  • What kind of query would yield apps by permission? I don't see anything related to that.
    – user13391
    Commented Aug 17, 2012 at 16:50
  • I am not sure about it as only searching by package name by "String query = "pname:<package>";" and by developer name "String query = "pub:<name>";" are given as example. By providing the suitable keyword in search (which has to be dug out), I hope you could get what you are looking for.
    – Narayanan
    Commented Aug 19, 2012 at 13:53

I also created a similar application (http://play.gqqnbig.me/). Source code is at https://github.com/gqqnbig/advanced-play-search

enter image description here

  • 1
    This looks good. An option for unchecking all permissions at once in the drop-down list is essential for usability. Commented Nov 12, 2021 at 8:14

None of the solutions mentioned here are working as of Feb 2018.

So I created my own simple solution which I will document below.

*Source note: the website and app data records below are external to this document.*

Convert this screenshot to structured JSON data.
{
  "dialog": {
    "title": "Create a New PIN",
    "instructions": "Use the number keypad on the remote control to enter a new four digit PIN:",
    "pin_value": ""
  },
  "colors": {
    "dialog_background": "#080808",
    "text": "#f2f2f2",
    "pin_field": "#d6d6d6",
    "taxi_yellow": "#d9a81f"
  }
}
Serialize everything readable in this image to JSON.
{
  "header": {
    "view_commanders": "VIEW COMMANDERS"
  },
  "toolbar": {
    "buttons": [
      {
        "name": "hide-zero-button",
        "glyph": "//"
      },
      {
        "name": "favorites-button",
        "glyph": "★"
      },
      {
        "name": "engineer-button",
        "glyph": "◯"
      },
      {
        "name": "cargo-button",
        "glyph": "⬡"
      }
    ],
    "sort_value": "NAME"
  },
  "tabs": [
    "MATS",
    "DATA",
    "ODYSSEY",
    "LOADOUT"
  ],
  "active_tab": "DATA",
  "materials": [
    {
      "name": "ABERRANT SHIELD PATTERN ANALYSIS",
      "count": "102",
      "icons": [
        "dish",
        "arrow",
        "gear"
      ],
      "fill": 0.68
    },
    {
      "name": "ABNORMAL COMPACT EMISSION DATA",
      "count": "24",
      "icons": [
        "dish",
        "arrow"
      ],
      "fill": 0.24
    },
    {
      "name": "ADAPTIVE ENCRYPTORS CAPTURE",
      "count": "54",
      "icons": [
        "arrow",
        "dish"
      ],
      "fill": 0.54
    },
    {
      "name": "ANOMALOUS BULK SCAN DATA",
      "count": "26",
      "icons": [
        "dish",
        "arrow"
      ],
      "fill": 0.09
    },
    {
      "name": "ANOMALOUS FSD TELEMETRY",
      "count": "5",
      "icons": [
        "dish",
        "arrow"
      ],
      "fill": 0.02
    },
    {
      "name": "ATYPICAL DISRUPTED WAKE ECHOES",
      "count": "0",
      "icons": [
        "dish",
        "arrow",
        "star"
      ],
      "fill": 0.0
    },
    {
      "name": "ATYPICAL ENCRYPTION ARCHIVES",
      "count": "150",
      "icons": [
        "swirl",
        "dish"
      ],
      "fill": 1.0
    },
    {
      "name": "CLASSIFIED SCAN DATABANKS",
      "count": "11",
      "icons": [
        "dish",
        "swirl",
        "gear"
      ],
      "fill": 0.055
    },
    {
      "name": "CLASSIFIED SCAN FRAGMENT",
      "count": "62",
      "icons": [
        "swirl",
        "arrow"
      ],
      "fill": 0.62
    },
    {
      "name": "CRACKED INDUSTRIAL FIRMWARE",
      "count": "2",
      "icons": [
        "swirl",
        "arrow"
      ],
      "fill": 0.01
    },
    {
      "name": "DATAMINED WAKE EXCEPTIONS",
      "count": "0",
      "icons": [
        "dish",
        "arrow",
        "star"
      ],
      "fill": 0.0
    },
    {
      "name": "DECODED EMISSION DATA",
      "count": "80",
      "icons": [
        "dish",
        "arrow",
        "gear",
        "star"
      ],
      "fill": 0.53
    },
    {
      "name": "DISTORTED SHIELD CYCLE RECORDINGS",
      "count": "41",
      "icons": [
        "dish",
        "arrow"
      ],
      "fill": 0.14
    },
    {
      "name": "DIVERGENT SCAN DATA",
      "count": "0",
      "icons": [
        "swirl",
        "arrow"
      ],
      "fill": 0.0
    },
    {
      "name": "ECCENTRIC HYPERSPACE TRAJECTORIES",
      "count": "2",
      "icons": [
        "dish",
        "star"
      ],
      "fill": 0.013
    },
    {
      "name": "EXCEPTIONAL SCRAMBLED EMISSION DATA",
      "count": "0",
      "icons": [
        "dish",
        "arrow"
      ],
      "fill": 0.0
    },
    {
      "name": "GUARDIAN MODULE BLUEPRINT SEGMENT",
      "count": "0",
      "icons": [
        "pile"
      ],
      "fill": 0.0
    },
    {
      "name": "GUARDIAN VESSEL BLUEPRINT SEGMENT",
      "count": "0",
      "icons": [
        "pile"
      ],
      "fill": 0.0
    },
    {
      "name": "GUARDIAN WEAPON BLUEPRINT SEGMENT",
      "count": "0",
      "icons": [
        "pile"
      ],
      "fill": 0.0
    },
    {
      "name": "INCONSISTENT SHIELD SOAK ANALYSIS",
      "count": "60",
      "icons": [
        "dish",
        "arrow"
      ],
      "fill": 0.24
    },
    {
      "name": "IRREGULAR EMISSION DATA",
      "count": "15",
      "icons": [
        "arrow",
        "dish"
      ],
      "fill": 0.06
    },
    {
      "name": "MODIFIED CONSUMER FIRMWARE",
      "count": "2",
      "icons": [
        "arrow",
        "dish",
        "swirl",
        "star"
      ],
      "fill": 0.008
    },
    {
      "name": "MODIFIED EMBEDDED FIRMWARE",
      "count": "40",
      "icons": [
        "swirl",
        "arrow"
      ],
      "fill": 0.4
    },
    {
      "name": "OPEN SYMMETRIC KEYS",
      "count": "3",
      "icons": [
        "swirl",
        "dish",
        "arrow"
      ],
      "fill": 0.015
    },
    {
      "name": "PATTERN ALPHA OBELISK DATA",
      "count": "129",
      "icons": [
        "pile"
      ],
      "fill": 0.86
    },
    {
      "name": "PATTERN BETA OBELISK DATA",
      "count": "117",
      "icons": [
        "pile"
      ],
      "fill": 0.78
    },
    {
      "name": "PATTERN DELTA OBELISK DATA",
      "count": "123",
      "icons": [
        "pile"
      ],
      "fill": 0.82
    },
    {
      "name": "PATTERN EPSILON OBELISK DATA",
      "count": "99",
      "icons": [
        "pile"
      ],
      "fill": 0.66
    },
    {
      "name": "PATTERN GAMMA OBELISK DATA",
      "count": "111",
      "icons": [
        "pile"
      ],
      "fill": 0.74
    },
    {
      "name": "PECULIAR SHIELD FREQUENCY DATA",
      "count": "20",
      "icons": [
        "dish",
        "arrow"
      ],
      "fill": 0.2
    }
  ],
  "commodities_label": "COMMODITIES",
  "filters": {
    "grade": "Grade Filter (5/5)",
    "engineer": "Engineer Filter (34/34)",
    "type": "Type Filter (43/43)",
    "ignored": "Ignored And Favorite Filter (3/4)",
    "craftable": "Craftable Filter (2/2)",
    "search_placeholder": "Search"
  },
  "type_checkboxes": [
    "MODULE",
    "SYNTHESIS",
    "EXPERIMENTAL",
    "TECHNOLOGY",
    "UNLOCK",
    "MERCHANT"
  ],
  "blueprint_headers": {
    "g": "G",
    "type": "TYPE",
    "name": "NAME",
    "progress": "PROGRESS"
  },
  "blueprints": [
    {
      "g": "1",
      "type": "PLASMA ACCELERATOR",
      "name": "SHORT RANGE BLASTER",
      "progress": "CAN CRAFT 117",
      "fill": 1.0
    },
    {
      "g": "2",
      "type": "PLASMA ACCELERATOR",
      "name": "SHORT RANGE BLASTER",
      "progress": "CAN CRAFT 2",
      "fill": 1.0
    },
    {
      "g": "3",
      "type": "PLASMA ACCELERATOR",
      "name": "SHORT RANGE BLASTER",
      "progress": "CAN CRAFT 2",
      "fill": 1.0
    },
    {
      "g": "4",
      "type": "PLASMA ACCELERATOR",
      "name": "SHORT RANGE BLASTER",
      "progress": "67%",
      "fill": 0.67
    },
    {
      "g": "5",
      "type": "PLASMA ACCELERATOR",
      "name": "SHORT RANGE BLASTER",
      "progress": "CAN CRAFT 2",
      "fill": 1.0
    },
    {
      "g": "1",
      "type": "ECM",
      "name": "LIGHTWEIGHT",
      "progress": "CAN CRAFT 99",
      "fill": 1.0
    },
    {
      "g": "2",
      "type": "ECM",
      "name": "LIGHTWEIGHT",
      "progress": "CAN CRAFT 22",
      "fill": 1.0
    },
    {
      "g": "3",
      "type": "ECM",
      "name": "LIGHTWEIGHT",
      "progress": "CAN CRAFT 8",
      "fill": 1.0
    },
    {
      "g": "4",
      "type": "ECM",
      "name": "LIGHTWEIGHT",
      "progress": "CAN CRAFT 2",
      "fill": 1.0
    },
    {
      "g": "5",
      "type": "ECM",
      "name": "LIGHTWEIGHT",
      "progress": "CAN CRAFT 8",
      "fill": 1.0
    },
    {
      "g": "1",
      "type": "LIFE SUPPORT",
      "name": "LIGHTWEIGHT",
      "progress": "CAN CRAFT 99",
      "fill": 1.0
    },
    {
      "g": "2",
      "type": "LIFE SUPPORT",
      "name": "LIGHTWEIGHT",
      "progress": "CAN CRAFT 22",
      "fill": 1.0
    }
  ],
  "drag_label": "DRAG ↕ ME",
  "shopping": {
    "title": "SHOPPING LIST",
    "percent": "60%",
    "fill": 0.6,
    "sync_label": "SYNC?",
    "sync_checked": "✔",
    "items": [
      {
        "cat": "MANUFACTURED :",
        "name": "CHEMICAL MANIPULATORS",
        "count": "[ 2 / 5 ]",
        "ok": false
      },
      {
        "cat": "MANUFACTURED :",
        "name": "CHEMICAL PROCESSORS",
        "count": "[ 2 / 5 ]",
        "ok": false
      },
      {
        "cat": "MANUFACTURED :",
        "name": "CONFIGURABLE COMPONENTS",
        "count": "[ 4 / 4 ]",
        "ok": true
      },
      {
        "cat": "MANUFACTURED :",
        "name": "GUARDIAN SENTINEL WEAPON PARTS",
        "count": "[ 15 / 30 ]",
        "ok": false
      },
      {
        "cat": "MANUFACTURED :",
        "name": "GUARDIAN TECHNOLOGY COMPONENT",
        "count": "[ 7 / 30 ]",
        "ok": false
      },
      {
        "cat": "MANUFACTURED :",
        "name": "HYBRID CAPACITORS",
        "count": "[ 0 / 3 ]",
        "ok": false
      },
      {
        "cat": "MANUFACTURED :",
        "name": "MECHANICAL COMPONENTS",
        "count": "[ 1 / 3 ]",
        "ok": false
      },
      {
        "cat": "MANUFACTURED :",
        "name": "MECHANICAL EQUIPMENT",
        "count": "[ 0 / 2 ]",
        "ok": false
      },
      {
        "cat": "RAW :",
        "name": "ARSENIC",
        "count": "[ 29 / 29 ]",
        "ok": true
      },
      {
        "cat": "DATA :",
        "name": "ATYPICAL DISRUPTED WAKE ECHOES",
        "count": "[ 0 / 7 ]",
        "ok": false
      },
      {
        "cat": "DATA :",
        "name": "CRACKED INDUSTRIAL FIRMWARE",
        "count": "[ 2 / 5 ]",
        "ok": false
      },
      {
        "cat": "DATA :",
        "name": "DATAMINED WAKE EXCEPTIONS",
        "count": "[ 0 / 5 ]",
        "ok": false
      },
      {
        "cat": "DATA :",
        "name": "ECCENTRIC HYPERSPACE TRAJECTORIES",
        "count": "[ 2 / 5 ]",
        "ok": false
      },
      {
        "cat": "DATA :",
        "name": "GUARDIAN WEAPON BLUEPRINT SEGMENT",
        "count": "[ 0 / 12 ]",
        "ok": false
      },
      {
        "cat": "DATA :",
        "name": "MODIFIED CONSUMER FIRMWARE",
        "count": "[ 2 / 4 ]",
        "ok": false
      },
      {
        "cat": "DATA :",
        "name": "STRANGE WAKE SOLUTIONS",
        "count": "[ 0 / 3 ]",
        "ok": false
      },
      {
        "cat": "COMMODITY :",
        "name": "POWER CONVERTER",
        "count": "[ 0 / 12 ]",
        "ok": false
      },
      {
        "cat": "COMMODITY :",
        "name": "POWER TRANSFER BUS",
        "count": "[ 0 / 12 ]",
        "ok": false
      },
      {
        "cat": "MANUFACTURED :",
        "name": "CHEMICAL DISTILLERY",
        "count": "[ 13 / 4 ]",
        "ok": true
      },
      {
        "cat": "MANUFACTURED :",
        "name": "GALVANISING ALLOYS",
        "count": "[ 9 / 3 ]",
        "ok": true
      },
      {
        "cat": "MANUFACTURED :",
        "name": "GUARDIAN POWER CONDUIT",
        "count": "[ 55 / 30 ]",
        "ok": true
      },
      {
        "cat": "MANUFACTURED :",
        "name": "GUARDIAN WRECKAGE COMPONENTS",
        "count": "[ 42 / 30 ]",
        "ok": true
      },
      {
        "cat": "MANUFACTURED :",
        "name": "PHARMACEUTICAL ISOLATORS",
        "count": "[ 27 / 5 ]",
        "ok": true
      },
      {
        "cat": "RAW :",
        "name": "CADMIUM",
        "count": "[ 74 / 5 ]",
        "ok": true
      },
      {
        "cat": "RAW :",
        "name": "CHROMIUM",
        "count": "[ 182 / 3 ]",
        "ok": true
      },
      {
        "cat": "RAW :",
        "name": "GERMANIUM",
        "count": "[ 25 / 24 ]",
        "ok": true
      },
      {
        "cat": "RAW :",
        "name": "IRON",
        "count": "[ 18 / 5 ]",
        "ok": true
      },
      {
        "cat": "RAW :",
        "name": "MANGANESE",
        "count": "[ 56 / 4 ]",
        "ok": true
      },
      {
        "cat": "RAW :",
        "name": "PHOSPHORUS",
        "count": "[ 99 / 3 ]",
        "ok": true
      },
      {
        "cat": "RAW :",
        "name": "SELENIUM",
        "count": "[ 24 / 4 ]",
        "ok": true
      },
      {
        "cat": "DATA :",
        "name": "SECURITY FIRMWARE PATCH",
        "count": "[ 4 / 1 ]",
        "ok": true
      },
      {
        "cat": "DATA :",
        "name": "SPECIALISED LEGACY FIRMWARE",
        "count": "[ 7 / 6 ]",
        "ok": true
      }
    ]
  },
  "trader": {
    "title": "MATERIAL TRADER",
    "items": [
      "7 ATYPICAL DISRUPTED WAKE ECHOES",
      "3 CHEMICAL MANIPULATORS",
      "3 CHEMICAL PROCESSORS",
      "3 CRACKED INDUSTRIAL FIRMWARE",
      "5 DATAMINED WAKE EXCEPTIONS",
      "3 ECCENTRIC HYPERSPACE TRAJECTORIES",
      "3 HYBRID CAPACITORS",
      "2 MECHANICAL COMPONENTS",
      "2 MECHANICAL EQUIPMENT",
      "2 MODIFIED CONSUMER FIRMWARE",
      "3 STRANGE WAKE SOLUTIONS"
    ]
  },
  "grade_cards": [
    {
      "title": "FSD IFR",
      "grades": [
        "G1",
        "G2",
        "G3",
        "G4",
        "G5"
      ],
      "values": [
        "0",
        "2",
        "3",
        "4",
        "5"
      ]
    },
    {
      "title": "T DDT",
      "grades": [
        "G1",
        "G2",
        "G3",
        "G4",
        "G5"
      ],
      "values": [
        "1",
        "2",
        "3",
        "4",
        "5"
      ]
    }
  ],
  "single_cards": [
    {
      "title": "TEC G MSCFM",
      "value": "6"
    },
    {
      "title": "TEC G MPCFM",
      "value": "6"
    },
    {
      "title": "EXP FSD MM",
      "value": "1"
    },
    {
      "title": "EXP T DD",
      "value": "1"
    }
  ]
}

TL;DR: use AppBrain's API.

The long answer

  1. Create a folder called appSearch, for example.

  2. Sign up for an account on AppBrain. Then go to your dev dashboard. It will prompt you to enable the Developer option for your account.

  3. Navigate to the API access page.

  4. Copy the authentication field, which looks like di=xxxx&t=zzzzz and store the values into a file called appBrain.json in the following format:

    { "DI" : "xxxx", "TOKEN" : "yyyy" }

  5. Now download filter.js and save it to the same ('appSearch') folder.

  6. Install Java 8+

  7. Run the following command: jjs -scripting filter.js -- keyword, where keyword can be any search term.

  8. You should see a list of 50 apps that match your search term and are sorted by the number of permissions, with a link to their play store page.

    Edit: The code in filter.js is relatively simple and can be tailored to suit your own criteria, if you know a bit of programming. I will try to make it more configurable in the future.

  9. The free tier allows limited number of queries per day. Still, you will be able to make about 30 searches per day, which is enough for personal use.

  • "None of the solutions mentioned here are working as of Feb 2017." Cannot believe that. My app search still works, and it's Feb 2018 even ;) // Thanks for your approach – but it doesn't fully fit the question. Goal was to eliminate apps from the result list if they request certain permissions – not just a list sorted by numbers of permissions. And AFAIK the "free tier" is limited to 10 requests per day. Nice idea, though :)
    – Izzy
    Commented Feb 15, 2018 at 12:11
  • 2
    oops, edited to feb 2018. I like your solution, but it's a curated list, which doesn't scale. The apps that I have developed, for example, are understandably not on your list, although they require very few permissions and are popular. The filter.js that I linked to is example code that can be tailored (by someone who knows programming). Perhaps if I get more time I will make it more configurable for non-programmers.
    – HRJ
    Commented Feb 15, 2018 at 16:01
  • Sure, the incompleteness is a draw-back. But you're always welcome to recommend apps to become listed, Harshad – here for the app listings, and here for the repo :) As you take care to request as few perms as possible, I'd be especially interested to have those apps listed.
    – Izzy
    Commented Feb 15, 2018 at 17:09
  • I just followed steps 1 and half of 2. I did not find "the Developer option for my account." It seems to me that I have to have an app in Google Play to access a developer account. Alternatively, I created an organization account, but I am not sure this helps. Could you confirm or give precision on how to do this? Thank! Commented Nov 12, 2021 at 8:11

Searching with the permission name still means it searches at best through the description of the app

For example :"COARSE (NETWORK-BASED) LOCATION" -> searching for this will list down applications which have this information listed in their descriptions, but it fails to search through the Permissions tab.

If google allowed to scrape the info of all the apps, like i was, then i would be able to provide the world with a search engine to search apps through permissions they require :)

You must log in to answer this question.

Not the answer you're looking for? Browse other questions tagged .